:: YOUR TASK ::
Comb through the entries for "precip" and pull out each line that holds it.

(Dataset items)
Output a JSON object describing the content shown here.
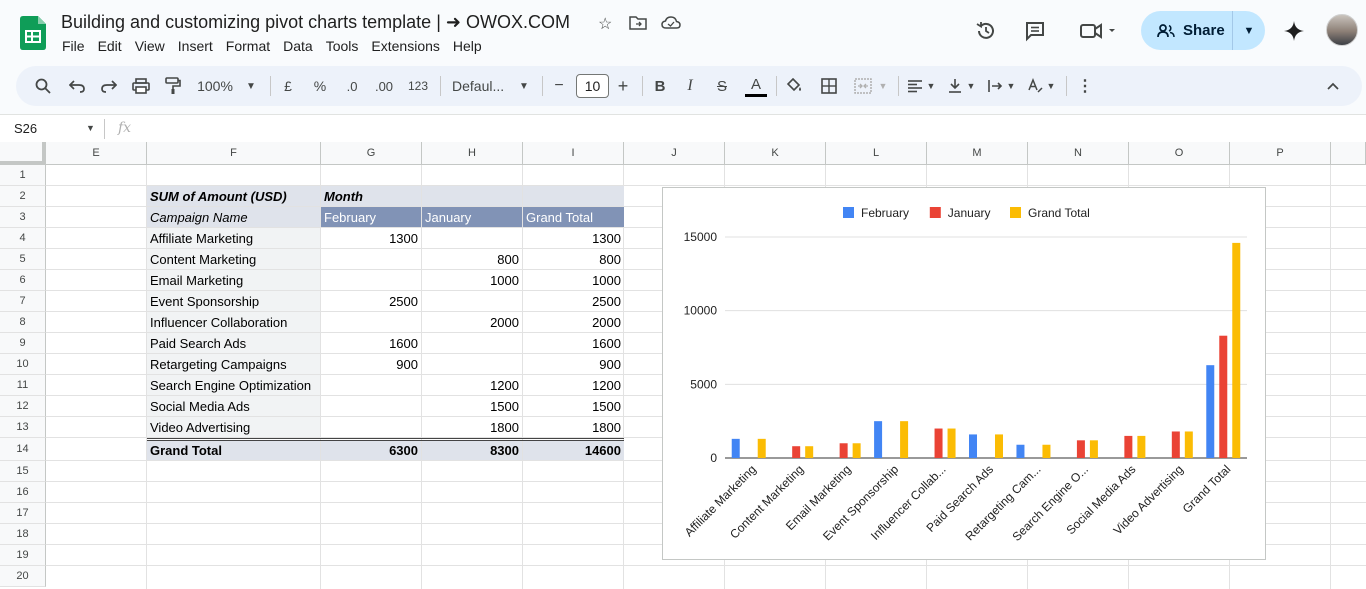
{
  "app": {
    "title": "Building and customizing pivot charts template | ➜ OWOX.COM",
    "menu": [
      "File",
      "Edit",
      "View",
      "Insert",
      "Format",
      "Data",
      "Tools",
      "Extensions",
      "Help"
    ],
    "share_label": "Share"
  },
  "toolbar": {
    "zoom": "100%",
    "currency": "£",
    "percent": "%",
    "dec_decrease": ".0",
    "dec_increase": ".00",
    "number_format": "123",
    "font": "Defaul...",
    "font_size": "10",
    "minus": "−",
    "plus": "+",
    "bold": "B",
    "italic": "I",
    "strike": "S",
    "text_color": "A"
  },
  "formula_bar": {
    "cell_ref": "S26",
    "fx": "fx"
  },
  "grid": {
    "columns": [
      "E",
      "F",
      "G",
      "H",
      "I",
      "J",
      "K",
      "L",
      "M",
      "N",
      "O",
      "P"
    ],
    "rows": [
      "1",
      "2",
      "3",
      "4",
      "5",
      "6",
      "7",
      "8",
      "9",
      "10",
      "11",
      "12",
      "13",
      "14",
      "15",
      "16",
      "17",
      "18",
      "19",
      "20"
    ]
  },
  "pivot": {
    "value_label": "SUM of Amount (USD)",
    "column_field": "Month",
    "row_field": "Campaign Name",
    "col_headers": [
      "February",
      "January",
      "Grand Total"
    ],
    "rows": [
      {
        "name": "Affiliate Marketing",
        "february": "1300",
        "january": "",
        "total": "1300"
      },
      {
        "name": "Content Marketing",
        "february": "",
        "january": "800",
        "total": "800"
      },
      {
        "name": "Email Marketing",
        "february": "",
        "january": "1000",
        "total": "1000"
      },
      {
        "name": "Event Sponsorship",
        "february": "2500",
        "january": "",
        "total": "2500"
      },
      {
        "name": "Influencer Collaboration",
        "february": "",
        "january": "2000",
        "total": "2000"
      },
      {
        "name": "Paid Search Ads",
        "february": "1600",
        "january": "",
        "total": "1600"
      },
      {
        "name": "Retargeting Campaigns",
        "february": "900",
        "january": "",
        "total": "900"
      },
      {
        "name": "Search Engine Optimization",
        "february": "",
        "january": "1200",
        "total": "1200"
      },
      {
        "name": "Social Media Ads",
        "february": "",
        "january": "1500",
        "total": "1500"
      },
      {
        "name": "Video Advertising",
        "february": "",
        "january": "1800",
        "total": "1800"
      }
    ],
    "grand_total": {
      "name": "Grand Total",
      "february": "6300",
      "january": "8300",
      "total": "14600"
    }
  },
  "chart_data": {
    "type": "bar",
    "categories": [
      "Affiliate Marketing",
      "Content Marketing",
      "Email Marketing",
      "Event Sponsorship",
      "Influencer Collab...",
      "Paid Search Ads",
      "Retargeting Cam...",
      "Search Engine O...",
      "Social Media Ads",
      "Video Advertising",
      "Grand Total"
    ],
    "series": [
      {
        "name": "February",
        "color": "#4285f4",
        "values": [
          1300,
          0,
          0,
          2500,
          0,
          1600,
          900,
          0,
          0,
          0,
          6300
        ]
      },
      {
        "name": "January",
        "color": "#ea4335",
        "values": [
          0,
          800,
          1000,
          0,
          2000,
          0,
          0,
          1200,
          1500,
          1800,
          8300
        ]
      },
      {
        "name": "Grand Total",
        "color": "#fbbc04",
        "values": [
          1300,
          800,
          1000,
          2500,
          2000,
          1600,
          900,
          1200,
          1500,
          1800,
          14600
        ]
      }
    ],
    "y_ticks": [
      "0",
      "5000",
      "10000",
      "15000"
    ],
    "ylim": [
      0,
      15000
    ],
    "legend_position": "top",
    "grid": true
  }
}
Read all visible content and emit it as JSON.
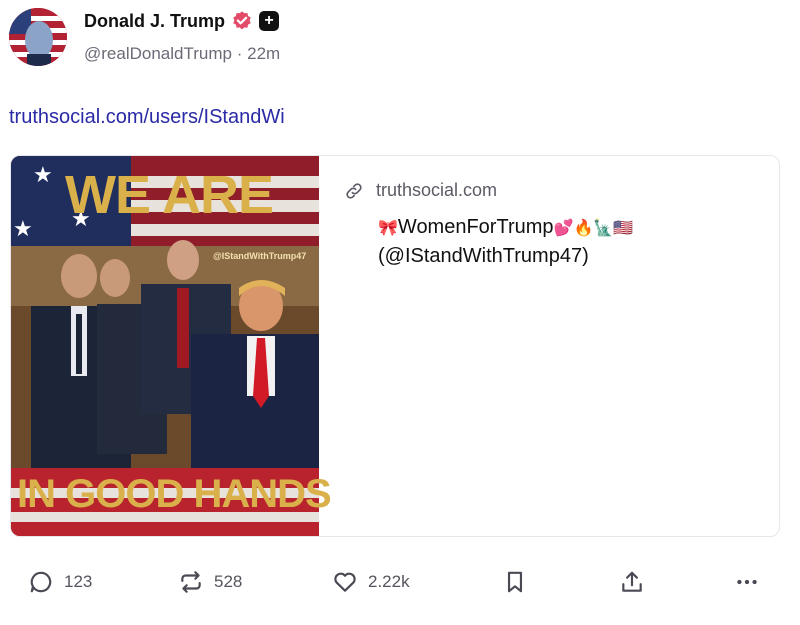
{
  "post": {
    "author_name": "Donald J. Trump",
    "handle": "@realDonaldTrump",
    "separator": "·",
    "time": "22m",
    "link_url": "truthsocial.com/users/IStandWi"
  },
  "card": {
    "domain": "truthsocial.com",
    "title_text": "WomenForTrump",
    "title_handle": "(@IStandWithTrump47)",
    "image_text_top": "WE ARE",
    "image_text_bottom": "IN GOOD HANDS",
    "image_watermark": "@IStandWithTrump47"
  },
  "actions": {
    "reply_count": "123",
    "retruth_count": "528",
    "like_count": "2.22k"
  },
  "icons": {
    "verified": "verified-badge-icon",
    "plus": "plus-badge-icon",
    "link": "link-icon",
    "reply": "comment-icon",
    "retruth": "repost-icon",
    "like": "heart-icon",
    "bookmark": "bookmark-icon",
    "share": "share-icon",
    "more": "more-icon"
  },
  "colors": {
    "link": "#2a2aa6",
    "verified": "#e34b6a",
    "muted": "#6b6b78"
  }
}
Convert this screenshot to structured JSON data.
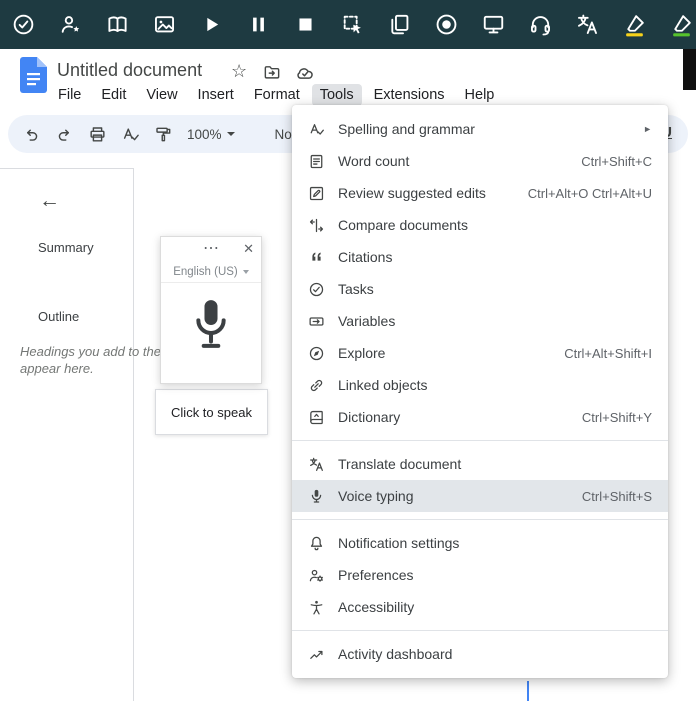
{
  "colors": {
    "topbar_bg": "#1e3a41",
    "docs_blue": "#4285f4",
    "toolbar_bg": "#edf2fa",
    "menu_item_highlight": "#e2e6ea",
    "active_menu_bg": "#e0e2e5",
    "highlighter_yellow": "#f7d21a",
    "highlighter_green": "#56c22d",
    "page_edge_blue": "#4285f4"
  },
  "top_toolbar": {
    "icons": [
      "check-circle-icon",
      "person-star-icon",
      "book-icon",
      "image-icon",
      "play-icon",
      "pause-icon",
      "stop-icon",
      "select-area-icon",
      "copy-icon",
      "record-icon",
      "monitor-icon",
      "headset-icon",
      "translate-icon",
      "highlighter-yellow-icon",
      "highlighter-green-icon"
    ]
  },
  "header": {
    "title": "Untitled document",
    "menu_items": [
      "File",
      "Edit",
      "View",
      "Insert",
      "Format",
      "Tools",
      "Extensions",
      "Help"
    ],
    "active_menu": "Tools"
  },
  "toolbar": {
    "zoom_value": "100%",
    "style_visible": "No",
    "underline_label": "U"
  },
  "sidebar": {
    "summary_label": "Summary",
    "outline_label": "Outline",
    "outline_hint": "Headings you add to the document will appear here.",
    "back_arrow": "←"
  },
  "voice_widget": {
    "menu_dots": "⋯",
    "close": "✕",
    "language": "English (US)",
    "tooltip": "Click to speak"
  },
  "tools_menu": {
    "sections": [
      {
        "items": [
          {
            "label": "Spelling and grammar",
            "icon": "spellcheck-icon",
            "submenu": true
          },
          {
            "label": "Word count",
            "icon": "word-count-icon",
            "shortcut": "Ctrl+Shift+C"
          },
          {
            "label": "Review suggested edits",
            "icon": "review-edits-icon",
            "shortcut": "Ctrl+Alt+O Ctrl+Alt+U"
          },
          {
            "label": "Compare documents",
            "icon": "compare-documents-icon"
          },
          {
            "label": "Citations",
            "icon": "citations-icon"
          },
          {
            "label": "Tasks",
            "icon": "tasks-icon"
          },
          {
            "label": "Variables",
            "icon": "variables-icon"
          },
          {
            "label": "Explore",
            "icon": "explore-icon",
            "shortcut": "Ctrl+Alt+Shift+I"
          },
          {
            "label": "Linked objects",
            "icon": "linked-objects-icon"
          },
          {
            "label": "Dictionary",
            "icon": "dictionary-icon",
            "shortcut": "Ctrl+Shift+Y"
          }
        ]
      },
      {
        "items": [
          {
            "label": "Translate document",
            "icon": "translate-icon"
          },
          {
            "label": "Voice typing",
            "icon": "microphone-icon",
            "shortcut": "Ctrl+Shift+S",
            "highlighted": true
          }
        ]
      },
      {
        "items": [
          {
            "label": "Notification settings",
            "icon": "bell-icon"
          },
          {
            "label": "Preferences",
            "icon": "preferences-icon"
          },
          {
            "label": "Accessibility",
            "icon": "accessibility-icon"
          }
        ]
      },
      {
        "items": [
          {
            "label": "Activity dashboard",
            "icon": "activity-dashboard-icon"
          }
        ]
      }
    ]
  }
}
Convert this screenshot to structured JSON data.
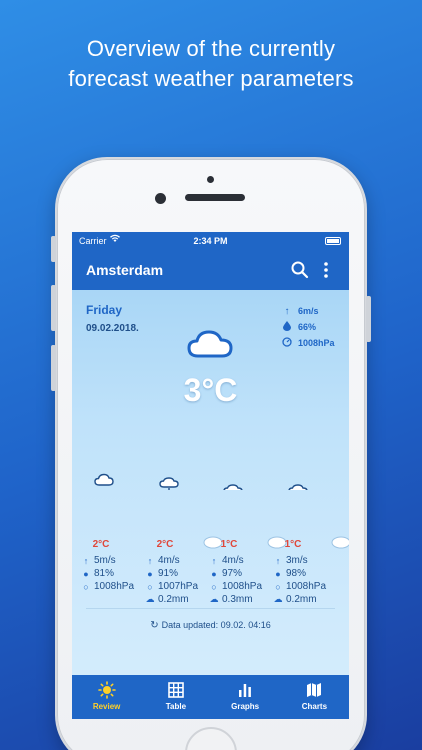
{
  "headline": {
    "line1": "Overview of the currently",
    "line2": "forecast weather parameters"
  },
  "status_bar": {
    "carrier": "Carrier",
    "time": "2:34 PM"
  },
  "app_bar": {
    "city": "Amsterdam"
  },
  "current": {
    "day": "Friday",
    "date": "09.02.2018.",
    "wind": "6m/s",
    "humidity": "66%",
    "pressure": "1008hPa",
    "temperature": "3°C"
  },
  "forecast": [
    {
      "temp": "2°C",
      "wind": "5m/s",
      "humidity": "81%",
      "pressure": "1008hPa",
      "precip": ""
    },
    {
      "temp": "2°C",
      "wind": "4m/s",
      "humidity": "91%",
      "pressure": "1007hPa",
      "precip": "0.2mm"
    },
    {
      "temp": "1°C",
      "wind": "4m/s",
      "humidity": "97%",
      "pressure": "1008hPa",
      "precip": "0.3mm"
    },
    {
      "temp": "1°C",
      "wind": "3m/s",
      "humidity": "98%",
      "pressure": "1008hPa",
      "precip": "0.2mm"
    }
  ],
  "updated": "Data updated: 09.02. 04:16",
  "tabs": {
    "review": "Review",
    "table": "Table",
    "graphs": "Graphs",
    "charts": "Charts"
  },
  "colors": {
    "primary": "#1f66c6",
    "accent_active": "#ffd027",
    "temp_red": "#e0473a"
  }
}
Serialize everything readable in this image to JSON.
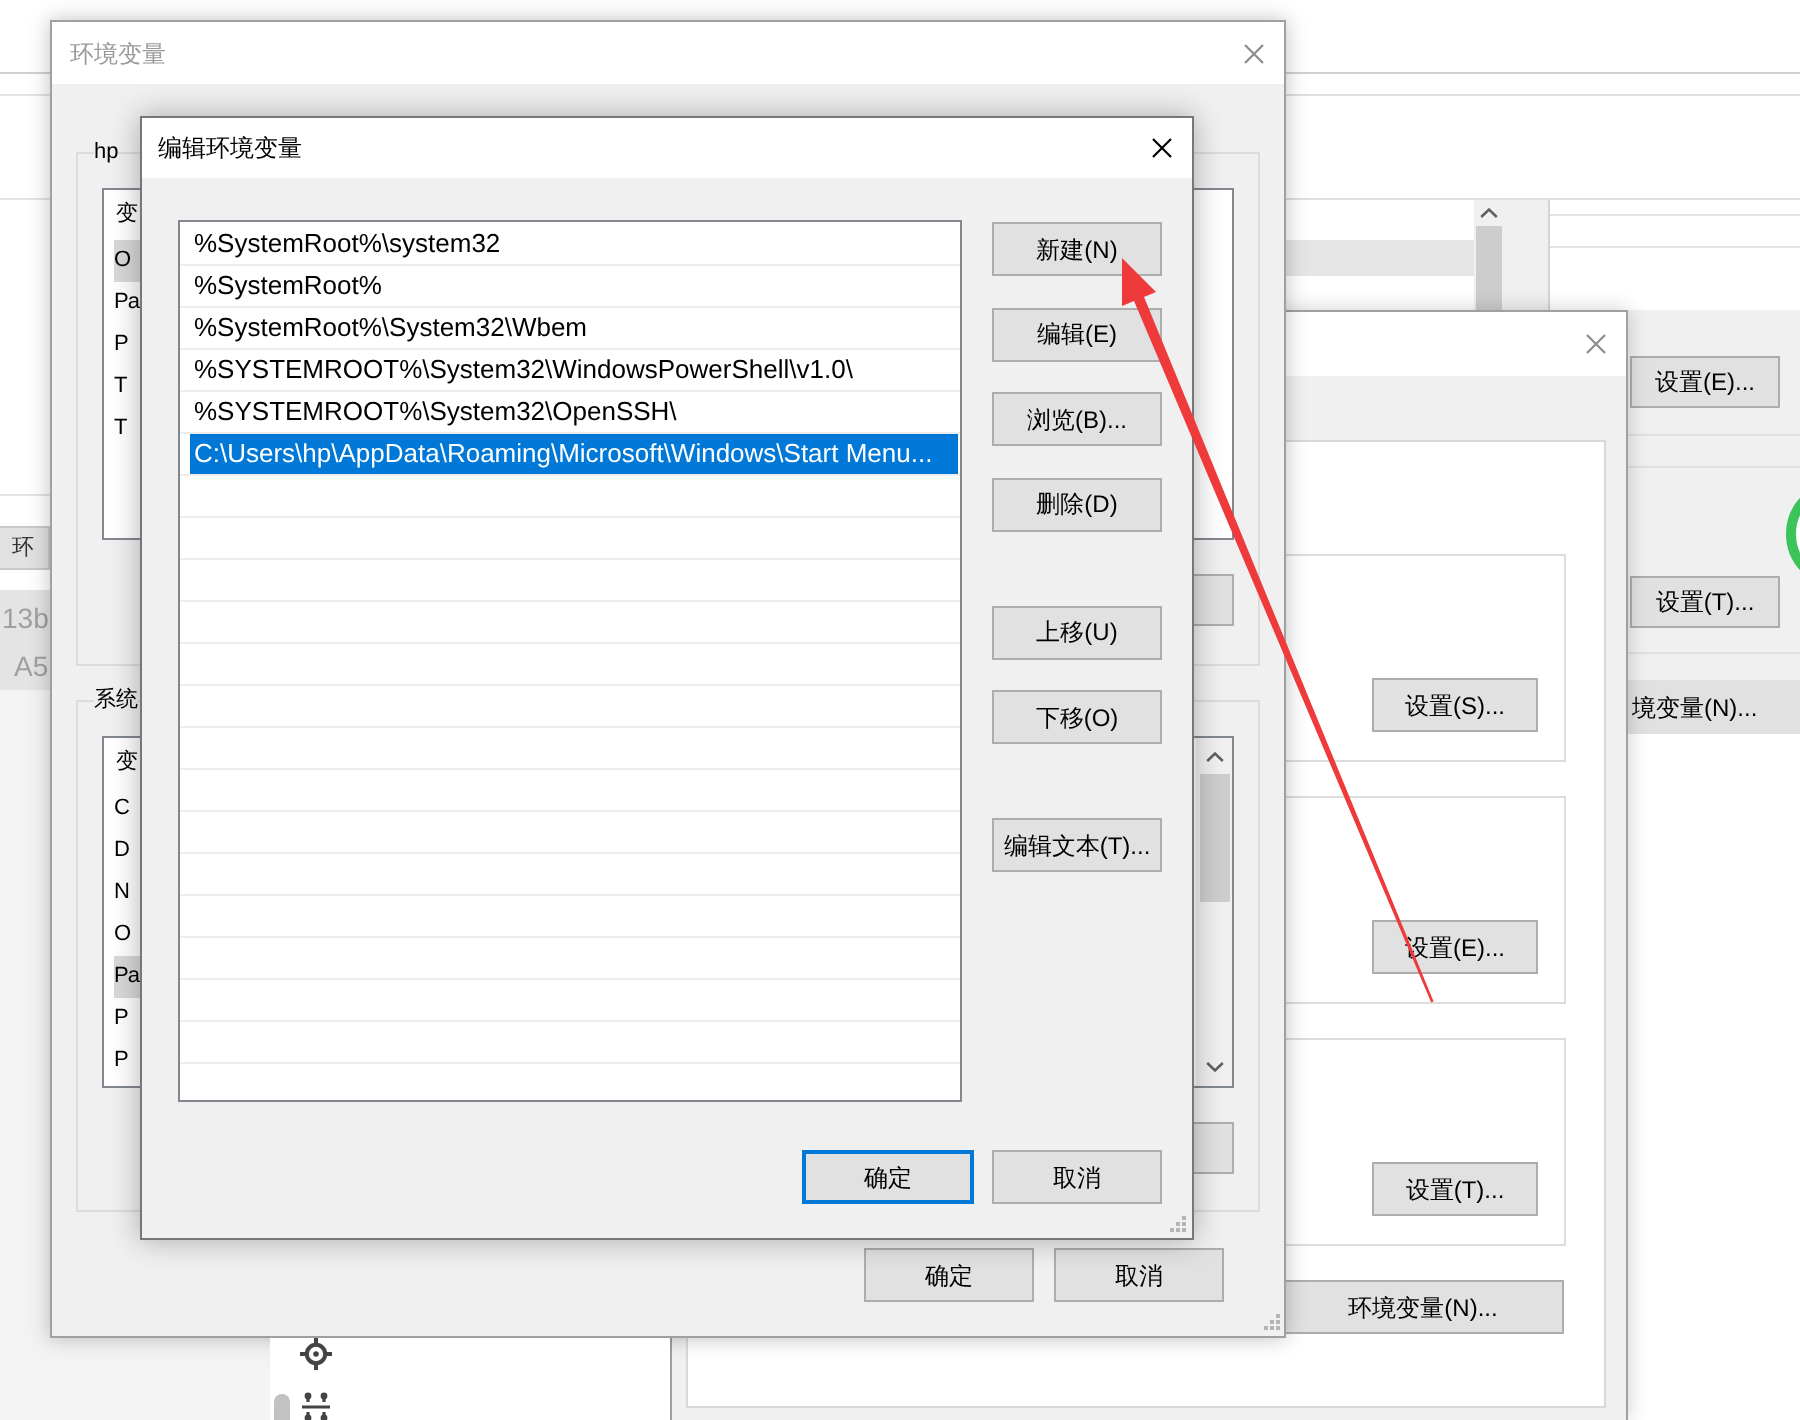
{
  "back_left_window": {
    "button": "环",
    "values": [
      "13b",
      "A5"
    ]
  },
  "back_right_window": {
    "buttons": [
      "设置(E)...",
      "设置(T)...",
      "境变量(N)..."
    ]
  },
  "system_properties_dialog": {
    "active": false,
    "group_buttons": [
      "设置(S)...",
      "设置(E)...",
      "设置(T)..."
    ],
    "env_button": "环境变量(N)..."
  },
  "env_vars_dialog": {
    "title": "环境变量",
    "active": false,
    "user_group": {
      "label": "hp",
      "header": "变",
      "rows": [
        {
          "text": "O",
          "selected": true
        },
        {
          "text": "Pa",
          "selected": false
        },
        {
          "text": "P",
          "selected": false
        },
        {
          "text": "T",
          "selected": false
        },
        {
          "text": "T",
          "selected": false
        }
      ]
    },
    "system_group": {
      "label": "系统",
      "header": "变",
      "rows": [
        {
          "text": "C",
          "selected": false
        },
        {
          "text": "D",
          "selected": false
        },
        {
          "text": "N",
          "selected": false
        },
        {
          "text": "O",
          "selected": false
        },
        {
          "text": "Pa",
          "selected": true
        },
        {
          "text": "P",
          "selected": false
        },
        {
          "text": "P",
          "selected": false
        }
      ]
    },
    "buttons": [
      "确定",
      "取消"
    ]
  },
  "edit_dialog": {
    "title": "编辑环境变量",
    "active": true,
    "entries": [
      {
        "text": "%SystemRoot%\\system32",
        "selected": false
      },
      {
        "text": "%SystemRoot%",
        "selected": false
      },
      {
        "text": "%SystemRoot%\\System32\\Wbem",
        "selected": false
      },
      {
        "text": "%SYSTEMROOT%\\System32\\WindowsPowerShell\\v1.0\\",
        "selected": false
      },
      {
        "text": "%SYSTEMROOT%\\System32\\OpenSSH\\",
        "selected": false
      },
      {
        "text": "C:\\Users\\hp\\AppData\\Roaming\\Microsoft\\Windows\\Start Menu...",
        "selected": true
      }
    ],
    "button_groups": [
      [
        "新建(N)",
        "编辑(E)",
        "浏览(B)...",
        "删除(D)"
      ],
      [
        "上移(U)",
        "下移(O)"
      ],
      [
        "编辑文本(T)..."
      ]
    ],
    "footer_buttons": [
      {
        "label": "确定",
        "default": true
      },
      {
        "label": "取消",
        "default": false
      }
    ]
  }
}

:: EXERCISE RESULT ::
      "precip": ""
      "precip": "0.2mm"
      "precip": "0.3mm"
      "precip": "0.2mm"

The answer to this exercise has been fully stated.